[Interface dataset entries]
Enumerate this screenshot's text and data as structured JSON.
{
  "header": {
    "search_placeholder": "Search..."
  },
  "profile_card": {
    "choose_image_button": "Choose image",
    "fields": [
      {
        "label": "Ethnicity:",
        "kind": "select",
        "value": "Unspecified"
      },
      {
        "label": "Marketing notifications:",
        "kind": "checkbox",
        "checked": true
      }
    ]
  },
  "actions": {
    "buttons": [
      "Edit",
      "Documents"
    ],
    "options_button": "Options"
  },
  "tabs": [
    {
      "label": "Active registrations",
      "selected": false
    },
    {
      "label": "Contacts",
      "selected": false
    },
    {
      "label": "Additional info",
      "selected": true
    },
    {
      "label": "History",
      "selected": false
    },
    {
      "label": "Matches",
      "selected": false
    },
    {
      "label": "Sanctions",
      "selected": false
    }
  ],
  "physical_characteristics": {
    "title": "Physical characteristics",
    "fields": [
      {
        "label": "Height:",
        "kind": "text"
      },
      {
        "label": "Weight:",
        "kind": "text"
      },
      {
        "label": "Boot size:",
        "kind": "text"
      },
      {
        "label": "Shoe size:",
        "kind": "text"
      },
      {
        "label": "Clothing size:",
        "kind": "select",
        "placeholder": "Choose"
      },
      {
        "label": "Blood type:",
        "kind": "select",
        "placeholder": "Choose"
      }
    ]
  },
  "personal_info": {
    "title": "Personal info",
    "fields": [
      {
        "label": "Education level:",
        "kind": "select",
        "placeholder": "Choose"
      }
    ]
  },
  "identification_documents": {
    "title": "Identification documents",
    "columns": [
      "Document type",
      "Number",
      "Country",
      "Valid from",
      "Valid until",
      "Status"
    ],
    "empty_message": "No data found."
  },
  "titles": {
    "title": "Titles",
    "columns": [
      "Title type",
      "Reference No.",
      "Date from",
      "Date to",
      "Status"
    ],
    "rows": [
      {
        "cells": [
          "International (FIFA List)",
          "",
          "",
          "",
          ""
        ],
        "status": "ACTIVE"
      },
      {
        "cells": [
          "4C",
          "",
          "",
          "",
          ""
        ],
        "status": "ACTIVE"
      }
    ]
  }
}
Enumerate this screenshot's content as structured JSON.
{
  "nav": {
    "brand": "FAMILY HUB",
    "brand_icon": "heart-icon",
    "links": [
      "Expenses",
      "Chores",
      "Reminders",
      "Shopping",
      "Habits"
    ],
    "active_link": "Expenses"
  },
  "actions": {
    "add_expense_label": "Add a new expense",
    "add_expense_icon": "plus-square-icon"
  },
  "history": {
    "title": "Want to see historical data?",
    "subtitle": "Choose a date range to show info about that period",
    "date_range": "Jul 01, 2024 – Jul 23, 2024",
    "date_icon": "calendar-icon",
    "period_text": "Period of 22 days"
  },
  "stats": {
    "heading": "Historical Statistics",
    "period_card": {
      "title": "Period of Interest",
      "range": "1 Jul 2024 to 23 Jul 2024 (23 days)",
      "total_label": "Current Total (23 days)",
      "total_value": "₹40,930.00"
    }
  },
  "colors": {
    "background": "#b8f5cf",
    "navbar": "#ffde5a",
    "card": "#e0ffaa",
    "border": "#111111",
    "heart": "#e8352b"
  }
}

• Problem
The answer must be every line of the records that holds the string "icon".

• Result for this exercise
    "brand_icon": "heart-icon",
    "add_expense_icon": "plus-square-icon"
    "date_icon": "calendar-icon",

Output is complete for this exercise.